Thursday, April 2, 2009

Vermont House gives preliminary OK to gay marriage,0,4594392.story

The paper edition of the trib hasn't had much in the way of minorities, so I decided to check out the website. Creatively enough, I searched for 'minorities' and up came a whole lot about Tiger Woods (which I didn't think really would've been that relevant) and a lot about this gay marriage vote that's been going on. So yes, this isn't about a racial minority but, instead, a minority in sexual orientation. Spicing things up a bit.

The lead was a combination of a scene-setter and a regular news lead. It contained most of the important information about the logistics of the vote, but threw in the fact that homosexual legislators were trying to persuade the voters by telling their own love stories. I think that this was a nice touch because, personally, I see the issue of gay marriage as more than just a vote left to a panel of people. It's about strangers deciding on whether they should recognize a couple's love if they are of the same gender. (Since this is my blog, I feel like it's ok to through in a little opinion here.) This isn't just about numbers, it's about people, and these people are brimming with emotion. I think it's a nice juxtaposition.

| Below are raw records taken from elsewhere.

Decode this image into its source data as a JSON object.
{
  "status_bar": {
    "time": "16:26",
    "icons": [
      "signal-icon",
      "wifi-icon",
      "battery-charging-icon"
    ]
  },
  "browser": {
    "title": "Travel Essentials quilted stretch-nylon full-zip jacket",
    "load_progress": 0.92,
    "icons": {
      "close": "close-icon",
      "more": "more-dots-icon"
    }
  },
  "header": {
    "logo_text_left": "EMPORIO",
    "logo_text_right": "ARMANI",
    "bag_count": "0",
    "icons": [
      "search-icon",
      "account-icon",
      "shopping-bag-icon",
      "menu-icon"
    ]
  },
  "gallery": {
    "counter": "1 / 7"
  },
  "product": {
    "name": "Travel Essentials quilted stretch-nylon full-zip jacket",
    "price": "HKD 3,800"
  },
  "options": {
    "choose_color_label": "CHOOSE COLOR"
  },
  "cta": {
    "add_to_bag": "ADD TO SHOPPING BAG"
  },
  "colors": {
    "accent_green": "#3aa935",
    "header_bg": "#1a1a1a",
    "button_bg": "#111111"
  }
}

I appreciate the homosexual legislators in this article. In some of the other articles I've read about minorities, they lack sources of the race in question. Or, they have people of the race but not really connected to the event in question. Here are these homosexual legislators that are in the middle of it all - what a wonderful addition. They even have a person quoted saying that he would vote for allowing gay marriage if it was up to him, but his religion won't allow it. Again - a quote from a person in the middle of it all. These are the conflicts that come in to play with the vote. And yet, he blatantly marks his blending of church and state. Should a person who is so ruled by their religion be allowed to make decisions? He admitted that his personal choice varied from that of his church, yet he was bound. Ethical? eh.

While I am a supporter of gay marriage, I still feel as though the opposing side was under-represented. There is the quote from the man who voted against it, but wished he didn't have to, and then there are two more shorter quotes from other objectors. These two quotes seem to lack the punch that the quotes of the supporters carry. The one quote that puts up a good front is one from Douglas, who personally opposes but says he won't push his opinions on others. I do get a pro-gay marriage feel overall, though.

The article includes good information, including a little about the law in other states as well as where the bill is likely headed. Even with the good sources, I felt like the article was a little dry. The transitions were somewhat choppy and I didn't feel a strong overall connectedness.

1 comment:

  1. I didn't really detect the same bias in the article. Though it's true that the opposition is not featured as heavily, those in favor of gay marriage represented the majority. In some instances, it's more appropriate to cover arguments proportionately rather than "balance" them.